Targeting specific endorsement peers¶
In some cases, a client application must explicitly select the organizations to evaluate or endorse a transaction proposal. For example, transient data often contains personal or sensitive information which must be written only to a private data collection, thereby limiting the pool of endorsement organizations. In these cases, the client application can explicitly specify the endorsing organizations to meet both the privacy and endorsement requirements of the application; the gateway will then select the (available) endorsing peer with the highest block count from each specified organization. However, if the client specifies a set of organizations that does not satisfy an endorsement policy, the transaction may still get endorsed by the specified peers and submitted for ordering, but the transaction will later be invalidated by all peers in the channel during the validation and commit phase. This invalidated transaction is recorded on the ledger but the transaction’s updates are not written to the state database on any channel peer.
Retry and error handling¶
Fabric Gateway handles node connectivity retry attempts, errors, and timeouts as described below.
The gateway will use discovery service information to retry any transaction that fails due to an unavailable peer or ordering node. If an organization is running multiple peer or ordering nodes, then another qualifying node will be attempted. If an organization fails to endorse a transaction proposal, then another one will be selected. If an organization fails to endorse entirely, a group of organizations that satisfies the endorsement policy will be targeted. Only if there is no combination of available peers that satisfies the endorsement policy will the gateway stop retrying. The gateway will continue with retry attempts until all possible combinations of endorsing peers have been tried once.
The Fabric Gateway manages gRPC connections to network peer and ordering nodes. If a gateway service request error originates from a network peer or ordering node (i.e. external to the gateway), the gateway returns error, endpoint, and organization (MSP ID) information to the client in the message
Details field. If the
Details field is empty, then the error originated from the gateway peer.
The Fabric Gateway
Endorse methods make gRPC requests to peers external to the gateway. In order to limit the length of time that the client must wait for these collective responses, the
peer.gateway.endorsementTimeout value can be overridden in the gateway section of the peer
core.yaml configuration file.
Similarly, the Fabric Gateway
Submit method makes gRPC connections to ordering service nodes to broadcast endorsed transactions. In order to limit the length of time that the client must wait for individual ordering nodes to respond, the
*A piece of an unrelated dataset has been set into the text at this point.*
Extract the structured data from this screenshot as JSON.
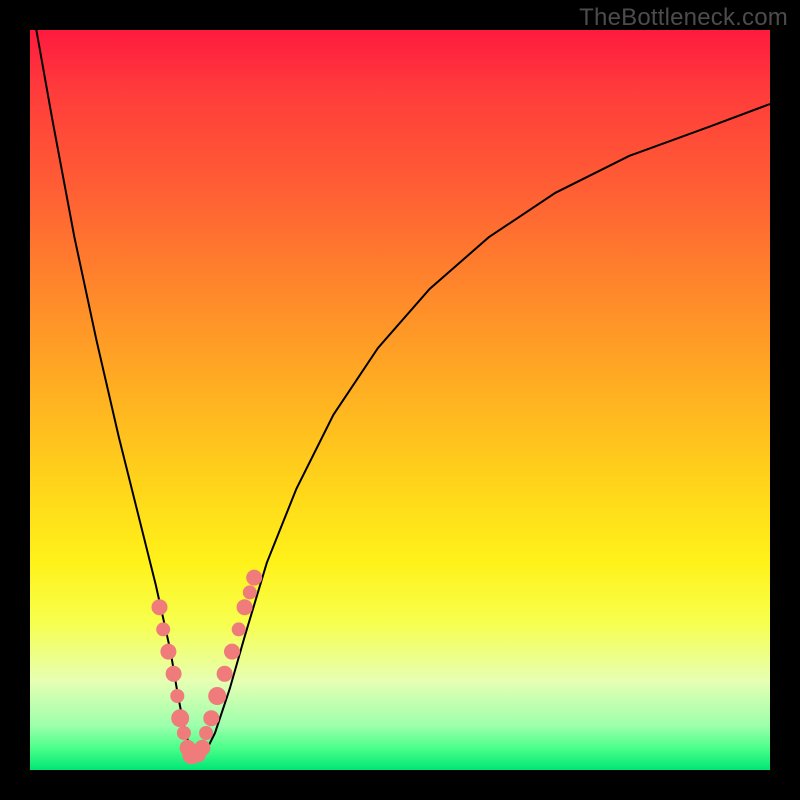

peer.gateway.broadcastTimeout value can be overridden in the gateway section of the peer
core.yaml configuration file.
The Fabric Gateway client API also provides mechanisms for setting default and per-call timeouts for each gateway method when invoked from the client application.